Surveying Genomic Landscapes in the Clinical Laboratory: DNA Views of Tumor Terrain

A web search for the term ‘genomic landscapes’ brings up a surprising number of publications from esteemed journals such as Cell, Science, and Nature Genetics. At first glance it would seem that the words ‘genomic’ and ‘landscape’ do not belong together. However, review of the many ‘genomic landscape’ publications from the past decade reveals a recurring theme of tumor DNA testing to survey the terrain of human cancer. Within the peaks and valleys of a tumor genome are amplifications and deletions of specific genes that drive tumorigenesis, fuel local recurrence, and promote distant metastases.

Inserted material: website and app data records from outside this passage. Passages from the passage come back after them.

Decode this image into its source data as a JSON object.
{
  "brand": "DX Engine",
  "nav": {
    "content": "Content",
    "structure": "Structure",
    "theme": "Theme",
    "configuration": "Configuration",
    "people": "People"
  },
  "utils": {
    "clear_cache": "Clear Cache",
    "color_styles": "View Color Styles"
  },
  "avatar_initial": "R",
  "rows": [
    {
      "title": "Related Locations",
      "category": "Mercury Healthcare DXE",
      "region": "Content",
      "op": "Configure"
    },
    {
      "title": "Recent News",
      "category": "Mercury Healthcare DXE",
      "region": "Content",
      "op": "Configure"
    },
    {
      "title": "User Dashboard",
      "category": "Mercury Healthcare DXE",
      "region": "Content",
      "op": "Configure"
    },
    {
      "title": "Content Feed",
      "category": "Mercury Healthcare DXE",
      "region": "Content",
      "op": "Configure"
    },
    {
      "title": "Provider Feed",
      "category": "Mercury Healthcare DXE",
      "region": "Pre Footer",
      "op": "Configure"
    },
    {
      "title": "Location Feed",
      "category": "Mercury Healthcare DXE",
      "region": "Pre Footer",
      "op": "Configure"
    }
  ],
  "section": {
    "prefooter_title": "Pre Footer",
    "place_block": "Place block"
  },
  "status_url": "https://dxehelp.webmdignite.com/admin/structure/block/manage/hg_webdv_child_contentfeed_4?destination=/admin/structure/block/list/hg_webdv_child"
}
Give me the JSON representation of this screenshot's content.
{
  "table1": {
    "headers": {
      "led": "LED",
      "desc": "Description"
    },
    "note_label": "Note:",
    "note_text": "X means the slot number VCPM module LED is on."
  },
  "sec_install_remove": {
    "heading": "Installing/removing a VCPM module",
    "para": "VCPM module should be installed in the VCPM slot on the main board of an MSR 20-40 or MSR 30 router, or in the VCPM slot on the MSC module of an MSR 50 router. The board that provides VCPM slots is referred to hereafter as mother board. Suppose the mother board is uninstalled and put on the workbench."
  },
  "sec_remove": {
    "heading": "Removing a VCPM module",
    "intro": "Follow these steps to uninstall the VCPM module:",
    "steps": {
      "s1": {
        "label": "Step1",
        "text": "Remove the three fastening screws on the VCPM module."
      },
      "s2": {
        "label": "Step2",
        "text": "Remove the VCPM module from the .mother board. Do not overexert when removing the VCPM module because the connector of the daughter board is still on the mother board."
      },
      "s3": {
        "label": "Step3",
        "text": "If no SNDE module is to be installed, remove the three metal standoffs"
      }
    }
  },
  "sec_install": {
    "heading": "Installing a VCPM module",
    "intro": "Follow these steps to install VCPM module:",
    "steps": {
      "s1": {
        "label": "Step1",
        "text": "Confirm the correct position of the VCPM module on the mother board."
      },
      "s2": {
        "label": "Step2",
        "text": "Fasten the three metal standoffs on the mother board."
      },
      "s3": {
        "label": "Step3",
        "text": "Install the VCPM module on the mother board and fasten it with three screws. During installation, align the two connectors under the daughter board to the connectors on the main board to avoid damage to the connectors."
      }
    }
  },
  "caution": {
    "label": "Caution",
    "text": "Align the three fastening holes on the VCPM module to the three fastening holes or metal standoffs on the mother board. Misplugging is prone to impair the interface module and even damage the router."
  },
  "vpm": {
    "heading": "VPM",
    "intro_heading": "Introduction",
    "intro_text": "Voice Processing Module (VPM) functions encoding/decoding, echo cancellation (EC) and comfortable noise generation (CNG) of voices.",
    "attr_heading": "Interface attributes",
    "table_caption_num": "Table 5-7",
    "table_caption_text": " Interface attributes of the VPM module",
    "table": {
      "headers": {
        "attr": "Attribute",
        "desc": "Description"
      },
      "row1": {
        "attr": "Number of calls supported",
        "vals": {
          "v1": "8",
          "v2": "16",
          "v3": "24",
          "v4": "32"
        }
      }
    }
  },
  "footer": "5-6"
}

Amplification (extra copies) of an oncogene such as human epidermal growth factor receptor 2 (HER2) can drive tumor growth by promoting cell division, cell longevity, and formation of new blood vessels. Deletion (loss of one or both copies) of tumor protein 53 (TP53) or other tumor suppressors, makes normal cells vulnerable to DNA replication errors. Cells that cannot repair or eliminate defective DNA are launched on a path towards cancer.

A DNA view of a lung cancer genome from the PacificDx Laboratory reveals the tumor’s unique landscape of peaks and valleys.

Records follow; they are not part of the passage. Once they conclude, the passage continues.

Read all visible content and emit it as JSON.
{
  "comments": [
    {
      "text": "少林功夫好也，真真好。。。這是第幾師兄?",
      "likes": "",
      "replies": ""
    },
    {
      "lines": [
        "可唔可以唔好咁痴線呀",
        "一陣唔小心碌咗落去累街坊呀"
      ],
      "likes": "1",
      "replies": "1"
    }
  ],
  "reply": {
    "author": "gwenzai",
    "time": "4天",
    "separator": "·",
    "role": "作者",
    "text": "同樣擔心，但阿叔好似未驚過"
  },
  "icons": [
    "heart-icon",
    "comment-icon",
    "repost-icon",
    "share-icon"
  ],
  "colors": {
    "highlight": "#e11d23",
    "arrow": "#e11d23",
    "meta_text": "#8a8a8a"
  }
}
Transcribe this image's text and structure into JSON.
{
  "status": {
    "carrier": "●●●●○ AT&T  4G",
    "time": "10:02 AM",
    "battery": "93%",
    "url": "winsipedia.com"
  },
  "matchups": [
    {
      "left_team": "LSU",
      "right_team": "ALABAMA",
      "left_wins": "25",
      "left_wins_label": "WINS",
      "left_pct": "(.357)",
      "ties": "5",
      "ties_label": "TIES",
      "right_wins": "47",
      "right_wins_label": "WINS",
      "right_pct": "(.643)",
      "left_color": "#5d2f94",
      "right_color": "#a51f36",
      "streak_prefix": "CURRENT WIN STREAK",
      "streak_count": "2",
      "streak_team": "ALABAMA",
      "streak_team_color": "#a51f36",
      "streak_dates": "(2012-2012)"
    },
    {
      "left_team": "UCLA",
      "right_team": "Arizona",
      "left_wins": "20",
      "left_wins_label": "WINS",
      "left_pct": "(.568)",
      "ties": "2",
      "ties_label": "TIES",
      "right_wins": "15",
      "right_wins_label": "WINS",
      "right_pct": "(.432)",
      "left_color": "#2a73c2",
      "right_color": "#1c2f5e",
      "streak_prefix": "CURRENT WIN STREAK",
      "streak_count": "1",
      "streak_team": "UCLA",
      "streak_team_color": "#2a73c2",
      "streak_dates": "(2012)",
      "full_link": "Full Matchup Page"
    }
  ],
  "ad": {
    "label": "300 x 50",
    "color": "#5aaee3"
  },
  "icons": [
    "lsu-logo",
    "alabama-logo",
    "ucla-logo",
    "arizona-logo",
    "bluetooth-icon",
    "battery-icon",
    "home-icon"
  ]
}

Within the peaks and valleys of this patient’s tumor genome landscape, are potential therapeutic targets including MET gene amplification (red arrow), a positive biomarker for response to anti-MET therapy. MET amplification was confirmed using a precisely targeted, fluorescently labeled DNA probe (orange) to calculate the average number of MET gene copies in the tumor genome nucleus.

Genome Landscapes (instead of single gene testing) allow multiple genes to be analyzed simultaneously from the same tissue sample! The good news is Genomic Landscape testing is a clinically available and affordable option for any cancer patient when the limited view, single gene testing commonly performed at the time of diagnosis does not identify therapeutic targets.

Identification of gene copy number alterations (CNAs) in an individual patient’s tumor is thus increasingly relevant as a growing number of gene deletions and amplifications are used to identify patients who may be eligible for NCCN designated emerging targeted agents.